Defra - Department for Environment, Food and Rural Affairs.

Science Search

Science and Research Projects

Return to Science Search homepage   Return to Project List

Investigation of potential treatments for eradication of Small hive beetle - PH0526

Description
Small hive beetle (SHB) is an invasive species originating from Africa which has proved to be a serious pest of honey bee hives in the USA and Australia. In September 2014 SHB was detected in South West Italy. EU regulatory measures were implemented including destruction of all the honey bee colonies in the apiaries where SHB was found and treatment of the surrounding soil. However in September 2015 further cases of SHB were detected in Italy. Packaged bees and queens are traded more freely in the EU than from outside where there are currently only 3 countries that meet the UK import requirements. Therefore the arrival of SHB in the EU has increased the threat of SHB arriving in the UK.
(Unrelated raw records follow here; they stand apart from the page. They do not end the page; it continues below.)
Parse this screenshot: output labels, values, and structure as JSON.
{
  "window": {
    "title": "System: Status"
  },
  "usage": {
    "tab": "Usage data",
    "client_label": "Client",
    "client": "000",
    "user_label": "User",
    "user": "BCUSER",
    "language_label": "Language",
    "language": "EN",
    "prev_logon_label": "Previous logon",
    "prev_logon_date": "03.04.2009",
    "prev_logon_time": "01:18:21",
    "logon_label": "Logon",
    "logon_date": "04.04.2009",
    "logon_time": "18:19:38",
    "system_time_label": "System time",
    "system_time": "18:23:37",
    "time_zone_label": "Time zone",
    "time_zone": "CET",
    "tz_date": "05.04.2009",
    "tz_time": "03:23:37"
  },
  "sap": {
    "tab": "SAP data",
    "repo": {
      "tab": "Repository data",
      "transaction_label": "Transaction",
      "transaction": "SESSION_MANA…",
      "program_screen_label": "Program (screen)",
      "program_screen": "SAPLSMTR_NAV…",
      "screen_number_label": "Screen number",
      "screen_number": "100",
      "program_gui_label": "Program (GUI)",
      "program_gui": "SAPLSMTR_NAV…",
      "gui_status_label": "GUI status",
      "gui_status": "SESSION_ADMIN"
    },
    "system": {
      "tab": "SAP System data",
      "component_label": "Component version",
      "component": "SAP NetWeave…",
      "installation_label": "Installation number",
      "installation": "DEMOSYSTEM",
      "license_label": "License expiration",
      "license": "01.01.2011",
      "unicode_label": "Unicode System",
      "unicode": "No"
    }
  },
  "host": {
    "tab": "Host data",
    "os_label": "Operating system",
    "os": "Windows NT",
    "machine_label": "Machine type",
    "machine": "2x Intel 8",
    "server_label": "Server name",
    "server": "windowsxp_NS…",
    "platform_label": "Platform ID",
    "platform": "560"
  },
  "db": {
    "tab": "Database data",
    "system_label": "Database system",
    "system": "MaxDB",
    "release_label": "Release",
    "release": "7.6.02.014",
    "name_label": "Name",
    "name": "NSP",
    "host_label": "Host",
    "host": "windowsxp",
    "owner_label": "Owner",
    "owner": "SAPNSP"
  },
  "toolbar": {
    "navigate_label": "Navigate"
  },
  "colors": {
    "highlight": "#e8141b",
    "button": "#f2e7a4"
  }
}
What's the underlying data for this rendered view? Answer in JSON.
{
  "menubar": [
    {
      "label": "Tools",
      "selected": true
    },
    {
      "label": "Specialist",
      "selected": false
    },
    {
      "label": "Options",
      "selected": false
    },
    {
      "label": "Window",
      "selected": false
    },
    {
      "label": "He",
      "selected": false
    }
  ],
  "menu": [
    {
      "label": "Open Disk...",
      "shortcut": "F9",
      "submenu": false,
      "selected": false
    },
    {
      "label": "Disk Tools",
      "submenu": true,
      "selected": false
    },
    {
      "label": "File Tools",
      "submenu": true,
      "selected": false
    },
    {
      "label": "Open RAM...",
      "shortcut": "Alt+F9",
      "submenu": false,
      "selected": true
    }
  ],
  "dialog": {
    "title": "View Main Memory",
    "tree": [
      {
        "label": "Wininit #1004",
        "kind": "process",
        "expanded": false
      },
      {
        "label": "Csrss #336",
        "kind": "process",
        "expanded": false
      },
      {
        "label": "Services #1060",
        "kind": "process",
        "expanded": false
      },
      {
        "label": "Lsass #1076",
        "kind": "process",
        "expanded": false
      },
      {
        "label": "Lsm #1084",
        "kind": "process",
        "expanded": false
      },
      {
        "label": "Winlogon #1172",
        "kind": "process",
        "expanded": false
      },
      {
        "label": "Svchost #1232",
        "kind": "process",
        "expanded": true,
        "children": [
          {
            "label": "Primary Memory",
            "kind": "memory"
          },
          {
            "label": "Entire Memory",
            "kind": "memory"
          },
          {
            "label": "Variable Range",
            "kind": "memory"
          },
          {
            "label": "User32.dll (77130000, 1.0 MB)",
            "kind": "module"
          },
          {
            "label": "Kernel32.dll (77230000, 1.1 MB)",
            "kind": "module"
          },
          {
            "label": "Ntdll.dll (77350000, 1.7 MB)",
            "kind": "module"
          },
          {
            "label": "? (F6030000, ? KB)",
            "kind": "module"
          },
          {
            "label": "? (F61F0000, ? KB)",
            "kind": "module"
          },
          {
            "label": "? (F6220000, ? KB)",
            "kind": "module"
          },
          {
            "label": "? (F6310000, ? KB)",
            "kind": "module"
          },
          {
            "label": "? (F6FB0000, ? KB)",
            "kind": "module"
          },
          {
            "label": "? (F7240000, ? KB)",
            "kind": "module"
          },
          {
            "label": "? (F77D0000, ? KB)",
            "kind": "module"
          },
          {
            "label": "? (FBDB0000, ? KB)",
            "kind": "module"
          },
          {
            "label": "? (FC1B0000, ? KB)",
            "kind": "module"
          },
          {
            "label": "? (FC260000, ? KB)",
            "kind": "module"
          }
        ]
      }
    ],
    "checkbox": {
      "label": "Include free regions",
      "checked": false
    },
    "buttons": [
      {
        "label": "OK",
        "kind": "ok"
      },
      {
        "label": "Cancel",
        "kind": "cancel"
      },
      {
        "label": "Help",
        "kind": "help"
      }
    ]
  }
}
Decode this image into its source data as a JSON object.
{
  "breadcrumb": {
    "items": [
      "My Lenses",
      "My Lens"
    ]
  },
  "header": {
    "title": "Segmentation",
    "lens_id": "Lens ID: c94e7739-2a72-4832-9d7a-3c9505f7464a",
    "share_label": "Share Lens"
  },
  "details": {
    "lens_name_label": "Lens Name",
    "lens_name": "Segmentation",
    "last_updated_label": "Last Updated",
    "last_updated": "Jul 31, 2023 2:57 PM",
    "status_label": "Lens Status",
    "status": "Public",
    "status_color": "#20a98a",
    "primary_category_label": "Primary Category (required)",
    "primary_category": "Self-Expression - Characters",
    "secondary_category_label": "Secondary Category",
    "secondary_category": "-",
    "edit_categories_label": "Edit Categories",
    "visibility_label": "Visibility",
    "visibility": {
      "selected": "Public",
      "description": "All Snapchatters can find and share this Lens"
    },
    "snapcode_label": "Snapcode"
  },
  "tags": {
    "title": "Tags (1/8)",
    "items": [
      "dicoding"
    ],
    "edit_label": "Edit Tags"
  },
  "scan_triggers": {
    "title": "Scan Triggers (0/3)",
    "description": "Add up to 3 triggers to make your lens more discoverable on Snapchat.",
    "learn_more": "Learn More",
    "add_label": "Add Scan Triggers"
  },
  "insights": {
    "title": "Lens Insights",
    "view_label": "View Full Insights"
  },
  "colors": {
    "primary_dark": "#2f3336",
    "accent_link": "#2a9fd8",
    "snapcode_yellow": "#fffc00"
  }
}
Rapid detection and destruction of any SHB outbreaks in the UK is key for successful eradication of this pest. During the SHB lifecycle mature larvae migrate out of the hive and pupate in the soil below. However, we do not currently have approved UK chemical products for use in this application. We therefore need to identify candidate chemicals to test on SHB larvae and gather data to support our application for an emergency derogation in the event of an incursion.
Objective
1.Identify potential product(s) to test in laboratory efficacy tests.
2.Carry out laboratory efficacy tests to treat SHB larvae with the selected product and assess the levels of mortality caused.
3.Perform the efficacy tests under different conditions to determine the impact of the product under possible outbreak conditions.
4.Based on the results from the laboratory studies make recommendations about whether approval for emergency use should be requested.
Time-Scale and Cost
From: 2016

To: 2016

Cost: £32,411
Contractor / Funded Organisations
F E R A (FERA)
Keywords
Bee Pests              
Fields of Study
Plant Health